TASK PROMPT
Nothing in the records that follow should differ once you have copied them out.

(INPUT MATERIAL Opens)

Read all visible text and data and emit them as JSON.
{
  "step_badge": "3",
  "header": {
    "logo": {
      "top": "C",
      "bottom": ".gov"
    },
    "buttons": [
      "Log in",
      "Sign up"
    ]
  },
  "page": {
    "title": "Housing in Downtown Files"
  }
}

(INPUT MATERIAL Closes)

RESULT
Read all visible text and data and emit them as JSON.
{
  "step_badge": "3",
  "header": {
    "logo": {
      "top": "C",
      "bottom": ".gov"
    },
    "buttons": [
      "Log in",
      "Sign up"
    ]
  },
  "page": {
    "title": "Housing in Downtown Files"
  }
}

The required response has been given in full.